They go to Ghana for three reasons. One, if your drought and your port is not efficient, nobody will come and keep his ship here for three or five days. The take time of ship, which is now in line with the FAO Convention is clearly stated. The FAO convention talks about the maritime traffic and Nigeria is a signatory of the FAO convention. The FAO convention existed since 2008 and I was a member of the FAO Committee. Unfortunately it ceased to exist in 2008. Nigeria actually acceded to it. International Maritime Organisation (IMO) actually introduced the FAO to facilitate the stay of ship and the stay of cargo. It is just there in the ministry of transport.

And they don’t have experts it is not a question of bringing in the committees. You have to bring experts who understand international procedures. For now, we have a lot of civil servants, who don’t understand what they are doing in the port industry, people who always tell government lies and make government do the wrong things. We have these problem because our procedures are not in line with international best practice, every agencies in the port wants to go back to the port. The former Coordinating Minister of the Economy and Minister of Finance, Dr. Ngozi Okonjo-Iweala removed these agencies from the port.

Some of these agencies are trying to come back to the port and their interest of coming is just to come and collect money in the port, not that they want to do their job. And one of the ministers was even campaigning always for them for come back to the port. And I asked them, where in this world do you see agencies loitering the port the way you do in this country? The problem is, in everywhere in the world what you have there is a platform you use as an interface to talk to yourselves.

And if you want anything, you can know what to do from that platform. We don’t need the physical presence of these agencies in the port. Today, we have a minister in this time talking about agencies in the port. Our country procedures are backward, our drought level is nothing to write home about. Why is Togo taking over our Cargo? It is because of efficiency.

What is happening in the Nigerian port, what is our draft level? They shouldn’t be political or rely on civil servant who will give you the information they want you want to hear. Rely on expert who can give you information, go around and see what our competitors are doing. Number three is that our system is expensive, our cost is expensive. When you bring goods into this country, it stays more and it’s more expensive.

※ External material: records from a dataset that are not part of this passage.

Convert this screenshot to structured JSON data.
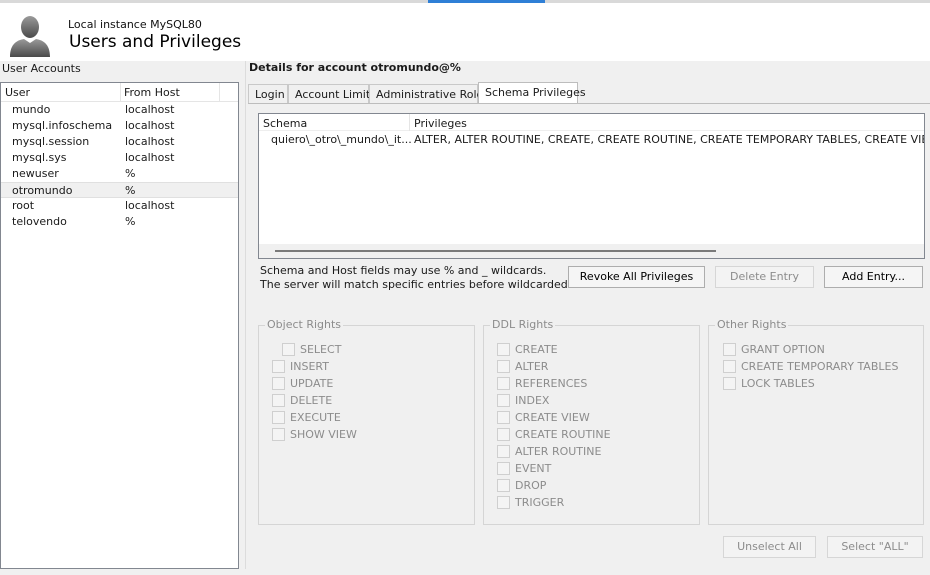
{
  "header": {
    "instance": "Local instance MySQL80",
    "title": "Users and Privileges"
  },
  "accounts": {
    "label": "User Accounts",
    "columns": [
      "User",
      "From Host"
    ],
    "rows": [
      {
        "user": "mundo",
        "host": "localhost"
      },
      {
        "user": "mysql.infoschema",
        "host": "localhost"
      },
      {
        "user": "mysql.session",
        "host": "localhost"
      },
      {
        "user": "mysql.sys",
        "host": "localhost"
      },
      {
        "user": "newuser",
        "host": "%"
      },
      {
        "user": "otromundo",
        "host": "%"
      },
      {
        "user": "root",
        "host": "localhost"
      },
      {
        "user": "telovendo",
        "host": "%"
      }
    ],
    "selected_index": 5
  },
  "details": {
    "title": "Details for account otromundo@%",
    "tabs": [
      "Login",
      "Account Limits",
      "Administrative Roles",
      "Schema Privileges"
    ],
    "active_tab": 3
  },
  "schema": {
    "columns": [
      "Schema",
      "Privileges"
    ],
    "rows": [
      {
        "schema": "quiero\\_otro\\_mundo\\_it...",
        "privileges": "ALTER, ALTER ROUTINE, CREATE, CREATE ROUTINE, CREATE TEMPORARY TABLES, CREATE VIEW,"
      }
    ],
    "hint_line1": "Schema and Host fields may use % and _ wildcards.",
    "hint_line2": "The server will match specific entries before wildcarded ones.",
    "revoke_label": "Revoke All Privileges",
    "delete_label": "Delete Entry",
    "add_label": "Add Entry..."
  },
  "rights": {
    "object": {
      "legend": "Object Rights",
      "items": [
        "SELECT",
        "INSERT",
        "UPDATE",
        "DELETE",
        "EXECUTE",
        "SHOW VIEW"
      ]
    },
    "ddl": {
      "legend": "DDL Rights",
      "items": [
        "CREATE",
        "ALTER",
        "REFERENCES",
        "INDEX",
        "CREATE VIEW",
        "CREATE ROUTINE",
        "ALTER ROUTINE",
        "EVENT",
        "DROP",
        "TRIGGER"
      ]
    },
    "other": {
      "legend": "Other Rights",
      "items": [
        "GRANT OPTION",
        "CREATE TEMPORARY TABLES",
        "LOCK TABLES"
      ]
    }
  },
  "footer": {
    "unselect_label": "Unselect All",
    "select_all_label": "Select \"ALL\""
  },
  "colors": {
    "accent": "#2f7fd6",
    "disabled_text": "#8c8c8c"
  }
}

When you bring it to a place like Ghana, you pay little, just the transshipment fee. So you find out that it is cheaper to get things out than to take them to the port. Many people will want to use other ports and maybe pay transport cost and come into the country and do their duties and that is all. Instead of coming down here and pay shipping company that is expensive, pay terminal charges that is also expensive and go through your procedures that you have to go through SON, NAFDAC and all the agencies that are coming here. You have a country where a minister is bringing all government agencies to the ports. Is that what is happening all over the world?